[Dataset rows for apps and sites]
- Opening Delimiter -

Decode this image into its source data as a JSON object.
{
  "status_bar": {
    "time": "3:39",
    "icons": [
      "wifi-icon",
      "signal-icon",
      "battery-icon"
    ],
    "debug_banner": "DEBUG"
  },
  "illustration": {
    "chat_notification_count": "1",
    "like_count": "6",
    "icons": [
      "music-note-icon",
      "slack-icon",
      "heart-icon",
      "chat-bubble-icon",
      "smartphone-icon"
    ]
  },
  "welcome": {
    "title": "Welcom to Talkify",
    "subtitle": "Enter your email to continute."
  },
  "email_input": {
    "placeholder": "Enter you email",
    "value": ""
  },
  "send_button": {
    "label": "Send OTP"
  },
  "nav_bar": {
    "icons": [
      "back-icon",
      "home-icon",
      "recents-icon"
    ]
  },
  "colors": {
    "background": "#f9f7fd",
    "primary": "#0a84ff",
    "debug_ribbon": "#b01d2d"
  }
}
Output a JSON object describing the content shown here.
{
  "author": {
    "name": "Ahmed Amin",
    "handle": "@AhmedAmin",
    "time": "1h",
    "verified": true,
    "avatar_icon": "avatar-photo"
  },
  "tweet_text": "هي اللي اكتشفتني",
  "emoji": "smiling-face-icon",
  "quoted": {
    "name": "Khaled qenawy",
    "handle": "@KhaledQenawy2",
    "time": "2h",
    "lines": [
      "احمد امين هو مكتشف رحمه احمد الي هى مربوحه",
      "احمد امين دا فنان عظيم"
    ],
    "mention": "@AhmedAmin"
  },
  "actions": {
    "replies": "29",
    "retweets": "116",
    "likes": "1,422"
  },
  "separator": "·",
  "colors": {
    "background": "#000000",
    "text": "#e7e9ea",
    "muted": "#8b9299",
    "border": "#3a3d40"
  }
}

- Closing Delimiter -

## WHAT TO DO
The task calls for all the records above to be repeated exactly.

## RESPONSE BOX
Decode this image into its source data as a JSON object.
{
  "status_bar": {
    "time": "3:39",
    "icons": [
      "wifi-icon",
      "signal-icon",
      "battery-icon"
    ],
    "debug_banner": "DEBUG"
  },
  "illustration": {
    "chat_notification_count": "1",
    "like_count": "6",
    "icons": [
      "music-note-icon",
      "slack-icon",
      "heart-icon",
      "chat-bubble-icon",
      "smartphone-icon"
    ]
  },
  "welcome": {
    "title": "Welcom to Talkify",
    "subtitle": "Enter your email to continute."
  },
  "email_input": {
    "placeholder": "Enter you email",
    "value": ""
  },
  "send_button": {
    "label": "Send OTP"
  },
  "nav_bar": {
    "icons": [
      "back-icon",
      "home-icon",
      "recents-icon"
    ]
  },
  "colors": {
    "background": "#f9f7fd",
    "primary": "#0a84ff",
    "debug_ribbon": "#b01d2d"
  }
}
Output a JSON object describing the content shown here.
{
  "author": {
    "name": "Ahmed Amin",
    "handle": "@AhmedAmin",
    "time": "1h",
    "verified": true,
    "avatar_icon": "avatar-photo"
  },
  "tweet_text": "هي اللي اكتشفتني",
  "emoji": "smiling-face-icon",
  "quoted": {
    "name": "Khaled qenawy",
    "handle": "@KhaledQenawy2",
    "time": "2h",
    "lines": [
      "احمد امين هو مكتشف رحمه احمد الي هى مربوحه",
      "احمد امين دا فنان عظيم"
    ],
    "mention": "@AhmedAmin"
  },
  "actions": {
    "replies": "29",
    "retweets": "116",
    "likes": "1,422"
  },
  "separator": "·",
  "colors": {
    "background": "#000000",
    "text": "#e7e9ea",
    "muted": "#8b9299",
    "border": "#3a3d40"
  }
}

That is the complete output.